Corporate Volunteerism: Innovative Practices for the 21st Century
Referred to as the “Bible” by CR and volunteer managers throughout the U.S., this informative study focuses on creative, out-of-the-box strategies and programs and provides information on how to incorporate them with/into current initiatives. Corporate Volunteerism: Innovative Practices for the 21st Century goes beyond the “how to” primers or reports that are currently available, by focusing exclusively on best practices.
More specifically, the report provides real-life examples on how leading companies and corporations are successfully and creatively:
- Marketing their programs and recruiting employee volunteers
- Generating senior management buy-in and support
- Tracking, measuring and evaluating volunteer events and activities
- Recognizing and rewarding employee volunteerism
- Developing national volunteer events and activities
- Encouraging corporate volunteerism on a global basis
- Utilizing volunteerism for teambuilding purposes and skills/leadership development
- Overcoming obstacles and challenges affecting volunteer programs
- Provides clear and distinct recommendations on how companies can be more proactive in their approach to disaster relief
Furthermore, the report covers such topics as: the “key components” needed to build a successful volunteer program; developing effective volunteer guidelines and policies, including formal release-time and paid time-off policies; volunteer staffs and budgets; volunteer councils and committees; Dollars For Doers and other recognition programs; and developing employee- and family-friendly volunteer events and activities.
Corporate Philanthropy in Times of Crisis
This study looks at Corporate America’s role in aiding and supporting communities ravaged by the affects of both natural and man-made disasters. Compiled from interviews with nearly 100 corporations and disaster relief experts, including FEMA, American Red Cross, The Salvation Army, NVOAD and others, Corporate Philanthropy in Times of Crisis provides guidance on how companies can better respond to future disasters by working more closely and more effectively with local, state and national emergency management agencies and disaster relief organizations.
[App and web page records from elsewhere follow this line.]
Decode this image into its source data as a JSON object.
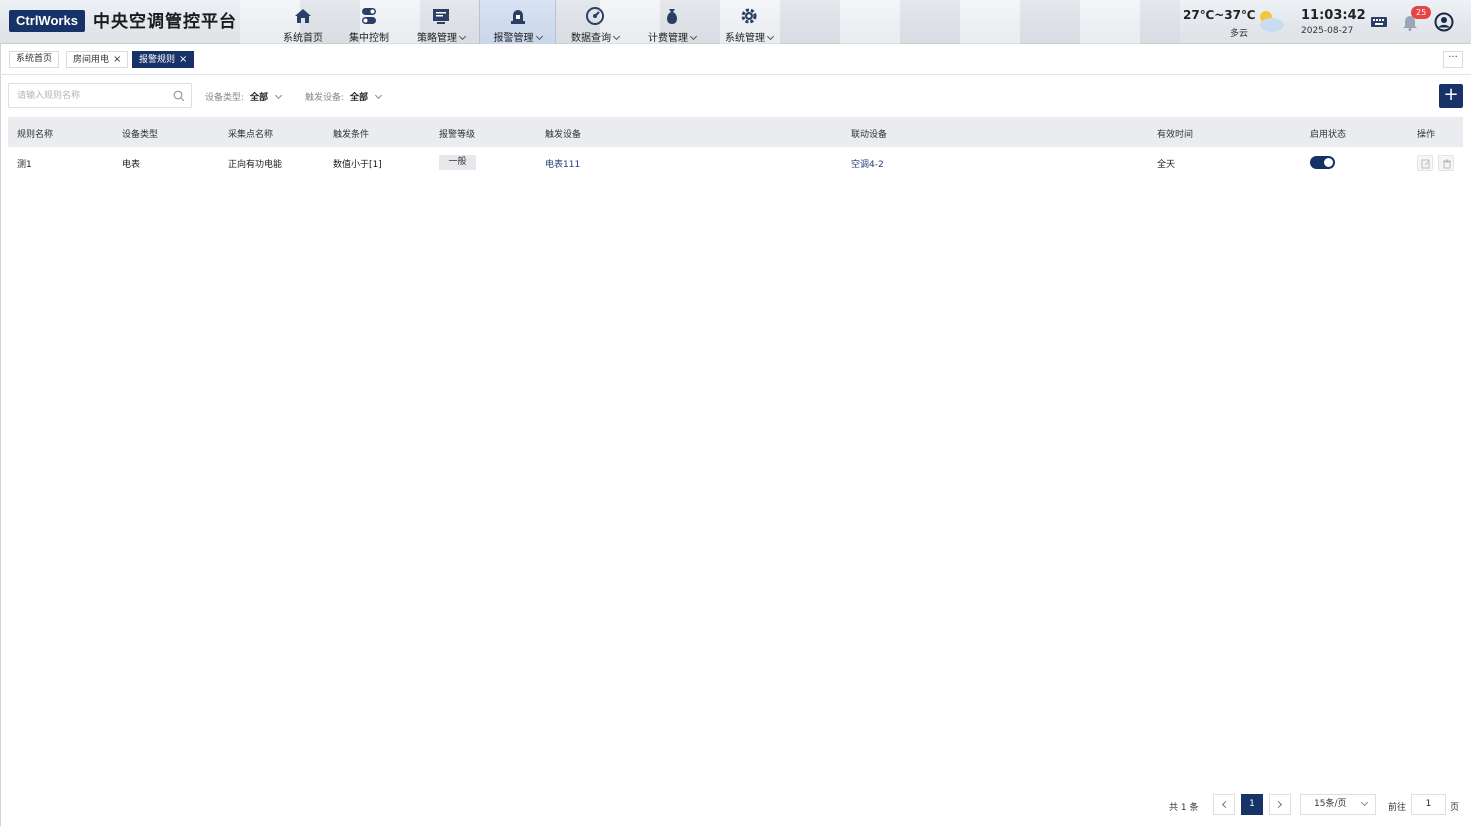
{
  "header": {
    "logo": "CtrlWorks",
    "title": "中央空调管控平台",
    "nav": [
      {
        "label": "系统首页",
        "icon": "home-icon",
        "has_menu": false
      },
      {
        "label": "集中控制",
        "icon": "toggle-icon",
        "has_menu": false
      },
      {
        "label": "策略管理",
        "icon": "strategy-icon",
        "has_menu": true
      },
      {
        "label": "报警管理",
        "icon": "alarm-icon",
        "has_menu": true,
        "active": true
      },
      {
        "label": "数据查询",
        "icon": "gauge-icon",
        "has_menu": true
      },
      {
        "label": "计费管理",
        "icon": "money-bag-icon",
        "has_menu": true
      },
      {
        "label": "系统管理",
        "icon": "gear-icon",
        "has_menu": true
      }
    ],
    "weather": {
      "temp": "27℃~37℃",
      "desc": "多云",
      "icon": "partly-cloudy-icon"
    },
    "clock": {
      "time": "11:03:42",
      "date": "2025-08-27"
    },
    "notifications": "25"
  },
  "tabs": [
    {
      "label": "系统首页",
      "closable": false
    },
    {
      "label": "房间用电",
      "closable": true
    },
    {
      "label": "报警规则",
      "closable": true,
      "active": true
    }
  ],
  "tabs_more": "···",
  "filters": {
    "search_placeholder": "请输入规则名称",
    "device_type_label": "设备类型:",
    "device_type_value": "全部",
    "trigger_device_label": "触发设备:",
    "trigger_device_value": "全部",
    "add_label": "+"
  },
  "table": {
    "columns": [
      "规则名称",
      "设备类型",
      "采集点名称",
      "触发条件",
      "报警等级",
      "触发设备",
      "联动设备",
      "有效时间",
      "启用状态",
      "操作"
    ],
    "rows": [
      {
        "name": "测1",
        "device_type": "电表",
        "point": "正向有功电能",
        "condition": "数值小于[1]",
        "level": "一般",
        "trigger_device": "电表111",
        "linked_device": "空调4-2",
        "valid_time": "全天",
        "enabled": true
      }
    ]
  },
  "pagination": {
    "total": "共 1 条",
    "current": "1",
    "page_size": "15条/页",
    "goto_label": "前往",
    "goto_value": "1",
    "page_suffix": "页"
  },
  "colors": {
    "brand": "#173266",
    "badge": "#e64545"
  }
}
Specifically, this study:
- Presents views from the public, private and nonprofit communities on Corporate America’s role in domestic/U.S. disaster relief, from choosing nonprofit partners, to determining the level of assistance and budgeting for disaster relief
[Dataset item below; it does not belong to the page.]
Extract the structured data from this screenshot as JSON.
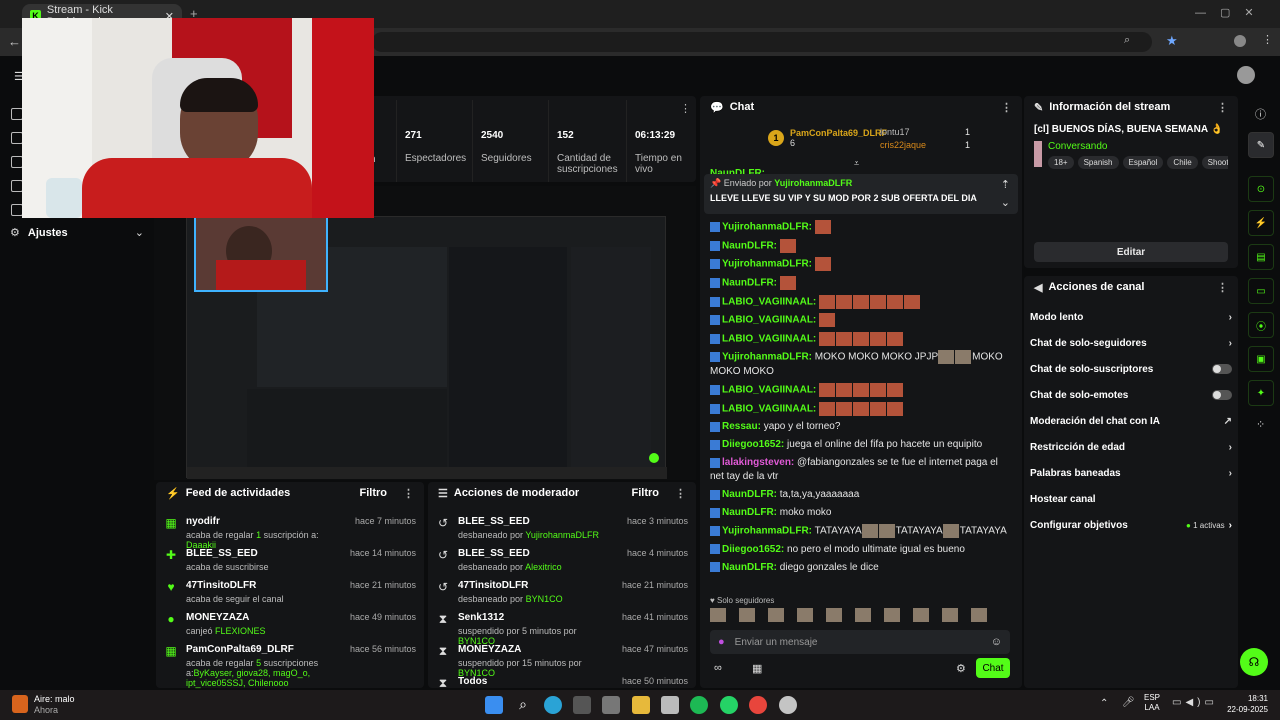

- Documents corporate community outreach programs and initiatives related to disaster response and recovery
- Highlights corporate philanthropic trends and practices covering cash, product and in-kind contributions, as well as employee giving and volunteerism
- Introduces some of the “lesser known” volunteer organizations active in disasters and their roles in the response and recovery processes
- Identifies the true needs of disaster relief and volunteer organizations
- Provides clear and distinct recommendations on how companies can be more proactive in their approach to disaster relief.
Best Practices in External Corporate Diversity
Best Practices in External Corporate Diversity examines how companies not only manage diversity within their organizations, but also take diversity to the next level by integrating it throughout their organizations.
Specifically, this groundbreaking benchmark study focuses on how diversity is being integrated into the following external operations, and the benefits they generate:
- Recruitment and retention
- Corporate community involvement
- Supplier diversity
- Marketing and customer relations
- Corporate communications
- Sponsorships and event marketing
Best Practices in External Corporate Diversity 2000 serves as a vital source of information for HR, community relations, and marketing professionals alike.